..spent two weeks in Sierra Leone. He went there because two mates of his were in the timber business there and advised him that it was a fascinating country. So he took them at their word, arrived unheralded with no fanfare, no media welcome, nothing apart from a large number of footballs and the intention that, whenever he saw a bunch of kids playing football â€“ usually with a rolled-up ball of socks or a taped-up ball of newspaper pages – he would stop, give them a real ball and join them.
He left inspired and certain in the belief that this beautiful country, brought to its knees by a savage civil war, could be helped by football.
..two years on, he has succeeded in putting in place the first ever structure for youth football in the country. He already has 1600 players, he employs 40 coaches and 40 managers on the payroll and this is just the start.

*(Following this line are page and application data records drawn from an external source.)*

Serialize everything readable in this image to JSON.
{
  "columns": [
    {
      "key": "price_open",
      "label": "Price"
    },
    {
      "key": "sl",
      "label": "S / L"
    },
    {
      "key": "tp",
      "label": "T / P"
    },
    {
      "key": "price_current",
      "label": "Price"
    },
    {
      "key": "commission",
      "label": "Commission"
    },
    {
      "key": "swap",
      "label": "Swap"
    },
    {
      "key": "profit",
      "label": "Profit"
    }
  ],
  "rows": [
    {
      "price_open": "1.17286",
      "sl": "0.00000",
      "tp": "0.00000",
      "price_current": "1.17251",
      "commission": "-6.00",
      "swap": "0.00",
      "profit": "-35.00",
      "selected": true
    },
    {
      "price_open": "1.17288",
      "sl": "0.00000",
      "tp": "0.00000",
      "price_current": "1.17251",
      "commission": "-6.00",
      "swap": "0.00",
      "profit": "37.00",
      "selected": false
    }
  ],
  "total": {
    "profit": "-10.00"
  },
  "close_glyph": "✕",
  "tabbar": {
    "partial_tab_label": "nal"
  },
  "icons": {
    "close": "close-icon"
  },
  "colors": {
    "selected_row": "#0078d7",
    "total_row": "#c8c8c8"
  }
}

On top of that:
The next stage is the opening, next year, of the new state-of-the-art football academy outside Freetown, the capital, where the best young footballers will receive an elite football and academic education. The whole project was expected to cost him Â£650,000, but building projects always over-run the budget â€“ donâ€™t they? â€“ and (name of current Premiership player) has committed to spending a considerable amount more.
I’m pleased to say that we’re talking about this man (no, not that one):

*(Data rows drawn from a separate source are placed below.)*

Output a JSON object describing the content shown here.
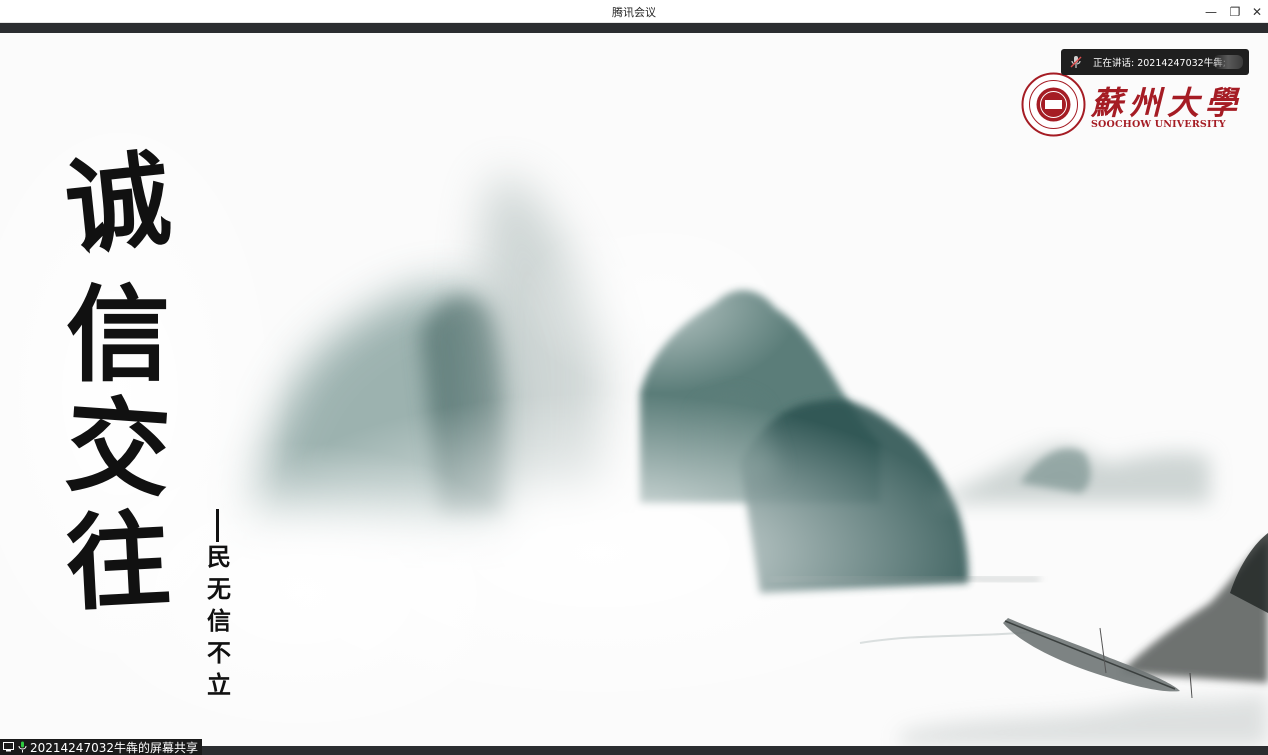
{
  "window": {
    "title": "腾讯会议",
    "minimize_glyph": "—",
    "restore_glyph": "❐",
    "close_glyph": "✕"
  },
  "speaking": {
    "label": "正在讲话: 20214247032牛犇;",
    "icon": "mic-muted-icon"
  },
  "slide": {
    "title_chars": [
      "诚",
      "信",
      "交",
      "往"
    ],
    "subtitle_chars": [
      "民",
      "无",
      "信",
      "不",
      "立"
    ],
    "logo": {
      "cn": "蘇州大學",
      "en": "SOOCHOW UNIVERSITY",
      "color": "#a51c24"
    }
  },
  "share_status": {
    "label": "20214247032牛犇的屏幕共享",
    "icons": [
      "screen-share-icon",
      "microphone-icon"
    ]
  }
}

Tom Vernon is the go-to guy when it comes to setting up proper facilities in central and southern Africa, and he
says this of Bellamy: that he is astonishingly professional in his approach, that when he makes his two-week visit every summer, he turns his phone off and dedicates himself entirely to the project â€œlike he is turning up for a business conferenceâ€ and that when he drives round the country to look at the prospective football talent for the academy, he talks to the players, eats with them and meets their families. And he says that Bellamy is so on top of the project that he insists on meeting every prospective new employee; before the new head coach was appointed, he was flown to England to spend a day in Bellamyâ€™s company.
Vernon says he often finds that footballers are keen to put their name to an academy believing that this alone will bring funding, yet putting in their own money is a different matter. And when Vernonâ€™s management team convene to consider these players and their proposed enterprises, too often their conclusion is: â€œNo, theyâ€™re not like Craig.â€

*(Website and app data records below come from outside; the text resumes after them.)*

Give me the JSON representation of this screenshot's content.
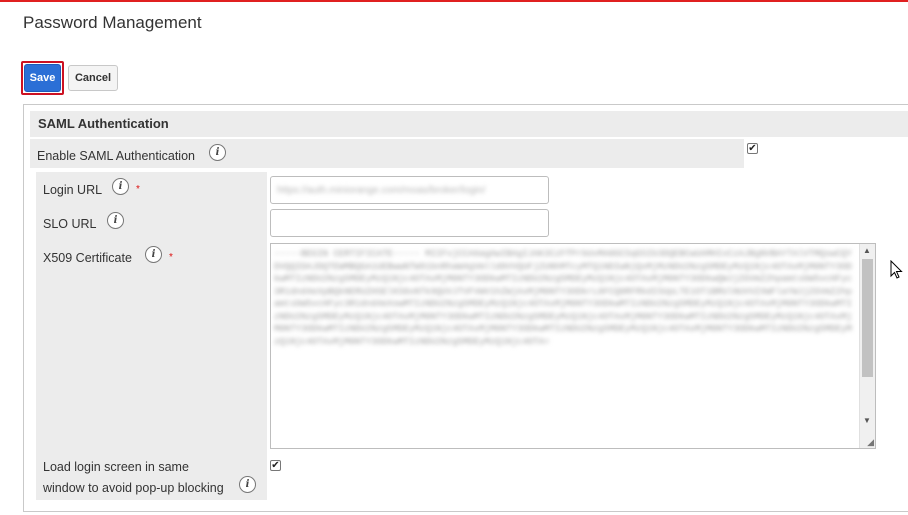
{
  "page": {
    "title": "Password Management"
  },
  "toolbar": {
    "save_label": "Save",
    "cancel_label": "Cancel"
  },
  "section": {
    "title": "SAML Authentication"
  },
  "enable_saml": {
    "label": "Enable SAML Authentication",
    "checked": true
  },
  "fields": {
    "login_url": {
      "label": "Login URL",
      "required_mark": "*",
      "value": "https://auth.miniorange.com/moas/broker/login/"
    },
    "slo_url": {
      "label": "SLO URL",
      "value": ""
    },
    "x509": {
      "label": "X509 Certificate",
      "required_mark": "*",
      "value": "-----BEGIN CERTIFICATE----- MIIFvjCCA6agAwIBAgIJAK3CzFfPrbUvMA0GCSqGSIb3DQEBCwUAMHIxCzAJBgNVBAYTAlVTMQswCQYDVQQIDAJDQTEWMBQGA1UEBwwNTW91bnRhaW4gVmlld0VVQUFjZUNhMTcyMTQ1NDIwNjQxMjMzNDU2Nzg5MDEyMzQ1Njc4OTAxMjM0NTY3ODkwMTIzNDU2Nzg5MDEyMzQ1Njc4OTAxMjM0NTY3ODkwMTIzNDU2Nzg5MDEyMzQ1Njc4OTAxMjM0NTY3ODkwQWJjZGVmZ2hpamtsbW5vcHFyc3R1dnd4eXpBQkNERUZHSElKS0xNTk9QUVJTVFVWV1hZWjAxMjM0NTY3ODkrL0FCQ0RFRkdISUpLTE1OT1BRUlNUVVZXWFlaYWJjZGVmZ2hpamtsbW5vcHFyc3R1dnd4eXowMTIzNDU2Nzg5MDEyMzQ1Njc4OTAxMjM0NTY3ODkwMTIzNDU2Nzg5MDEyMzQ1Njc4OTAxMjM0NTY3ODkwMTIzNDU2Nzg5MDEyMzQ1Njc4OTAxMjM0NTY3ODkwMTIzNDU2Nzg5MDEyMzQ1Njc4OTAxMjM0NTY3ODkwMTIzNDU2Nzg5MDEyMzQ1Njc4OTAxMjM0NTY3ODkwMTIzNDU2Nzg5MDEyMzQ1Njc4OTAxMjM0NTY3ODkwMTIzNDU2Nzg5MDEyMzQ1Njc4OTAxMjM0NTY3ODkwMTIzNDU2Nzg5MDEyMzQ1Njc4OTAxMjM0NTY3ODkwMTIzNDU2Nzg5MDEyMzQ1Njc4OTA="
    },
    "same_window": {
      "label_line1": "Load login screen in same",
      "label_line2": "window to avoid pop-up blocking",
      "checked": true
    }
  },
  "colors": {
    "accent": "#2b6fd6",
    "highlight": "#cc1122",
    "top_bar": "#e02020",
    "panel_bg": "#ececec"
  }
}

I’ve always had a certain amount of time for Craig Bellamy. On the sports field, I had an ego, a short fuse, a red mist and a strong tendency towards violence. That was twenty years ago and I’m too old for team sports now. I still have a temper on me at times, but I can appreciate how different someone can before and after the whistle goes.
Slot’s article fails to mention one other salient Bellamy fact: he’s married to his childhood sweetheart with whom he has three kids.
Someone said a week or two ago that Bellamy’s superb start to the season was all down to his feeling that he was at last in a team worthy of his talents. That may be so. But really, given all of the above, it scarcely matters: he can still beat Arsenal (and nearly Manchester United to boot) but he’s found a better and wider expression of his talent than his Prozone stats. Good for him.